"Especially today, financial independence for women is so important. The young women who come to the Institute sometimes face very tough problems. They au have had broken marriages. They may have been abused, or have run into difficulties involving alcohol or drugs. They need an acquire a means of supporting themselves in a short amount of time."
"We do a lot of counseling as well as passing along technical skills. I believe that a woman shouldn't need a man to make it in the world. She can buy her own house and her own car. The reason I was named Woman of the Year was not so much for my own success but because I've put over 300 women into business." (The handfuls of men who've attended the Institute have generally gone n to become make-up artists in the beauty and entertainment industry.)
"Being an esthetician is a ladylike profession," says Hinds. "It's manageable. The practitioner works one-on-one with the client. In this business, you need to understand people. You are giving nurturing and in doing so you get it back."
Training at the Institute combines the use of old-fashioned organic products with the latest technology. Hinds is enthusiastic about Electro Muscle Stimulation, an offshoot of the treatment used by the medical profession for rehabilitating injured muscles. It's physical benefits, she maintains, are matched by the psychological ones. "Used for facials or ‘body facials,' EMS is an excellent way to reduce stress and reverse signs of aging."
Retail is the key
Another of Kinds' key concepts taught to fledgling estheticians is that retail is fundamental to higher earnings. An esthetician's inventory is her time, but there are only so many houses in the day. "The livelihood is in the retail," Hinds says. The Catherine Hinds laboratory makes available to former students (and other professionals who qualify) a full line of professional-use products for packaging under their private label. Custom formulations prepared in small quantities are also available to the trade. "Private label is profitable," says Hinds. "Because they understand this, my students stay in business."
Back to the Future

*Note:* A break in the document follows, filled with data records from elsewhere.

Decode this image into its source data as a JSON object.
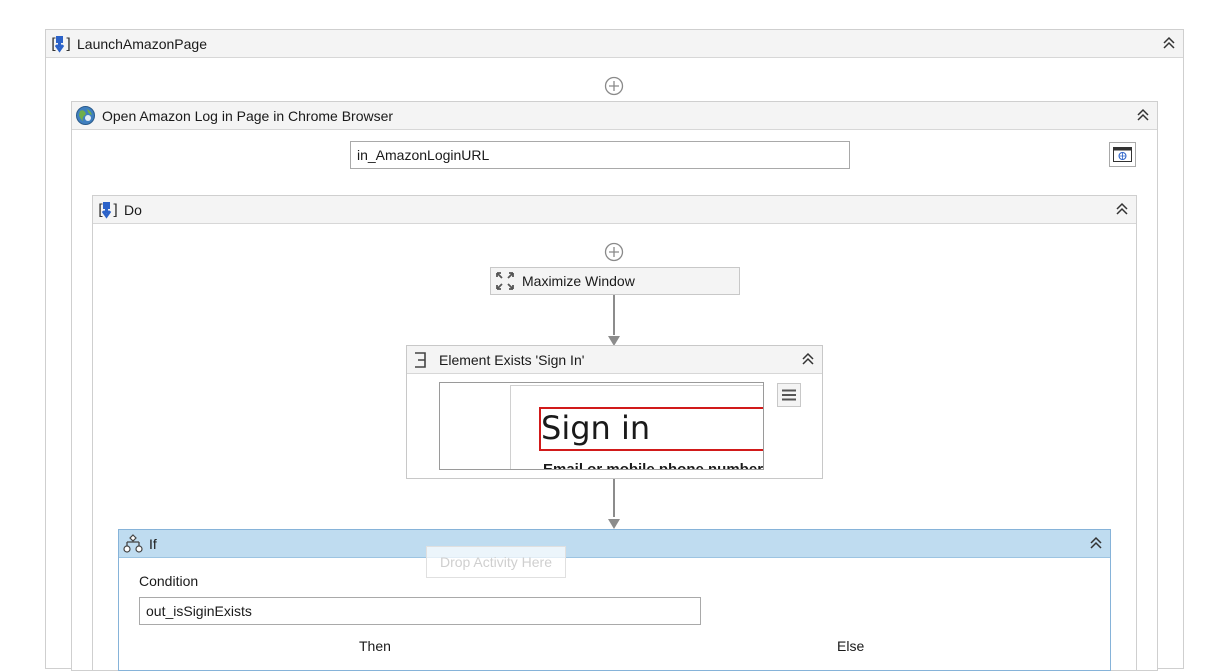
{
  "launch": {
    "title": "LaunchAmazonPage"
  },
  "open_browser": {
    "title": "Open Amazon Log in Page in Chrome Browser",
    "url_value": "in_AmazonLoginURL"
  },
  "do": {
    "title": "Do"
  },
  "maximize": {
    "label": "Maximize Window"
  },
  "element_exists": {
    "title": "Element Exists 'Sign In'",
    "preview_text": "Sign in",
    "preview_subtext": "Email or mobile phone number"
  },
  "if_block": {
    "title": "If",
    "condition_label": "Condition",
    "condition_value": "out_isSiginExists",
    "then_label": "Then",
    "else_label": "Else",
    "drop_hint": "Drop Activity Here"
  }
}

The products that Hinds believes in are based on herbs, fine botanicals and essential oils. "These products contain benign ingredients that don't get in the way of the esthetician's work." Hinds calls this her "back to the future" philosophy of skin care. Some of the formulations were pieced together from recipes developed a century ago. She favors "cruelty free," old fashioned ingredients like aloe, azulene, camomile and comfrey-- things that were valued in folklore. She frowns upon some of the modern notions like oils taken from turtles or mink, PABA, hormones, "spackle" that purports to remove wrinkles, and unnecessary plastic surgery.
"Simple, straightforward products strengthen the esthetician's hand. They neutralize the bad chemicals in other products. After all, there are only four things we can do to the skin--" Hinds says, "clean, tone, exfoliate and protect."
Creating products to do just that are occupying much of her attention these days. Happily married now, the future for Hinds seems bright as she launches her new product line. Husband Milton Tanzer and stepson Michael run the laboratory as it gears up for production of seven new formulations that will be sold under the Catherine Hinds label. Daughter An Hinds has taken over the busy salon in a posh Boston suburb. "This is a F.O.B. -- family owned business," she says. In her plans for the future-- a book. "I didn't get my act together till I was 40," laughs Hinds. At 55, she is in peak form and just hitting her stride.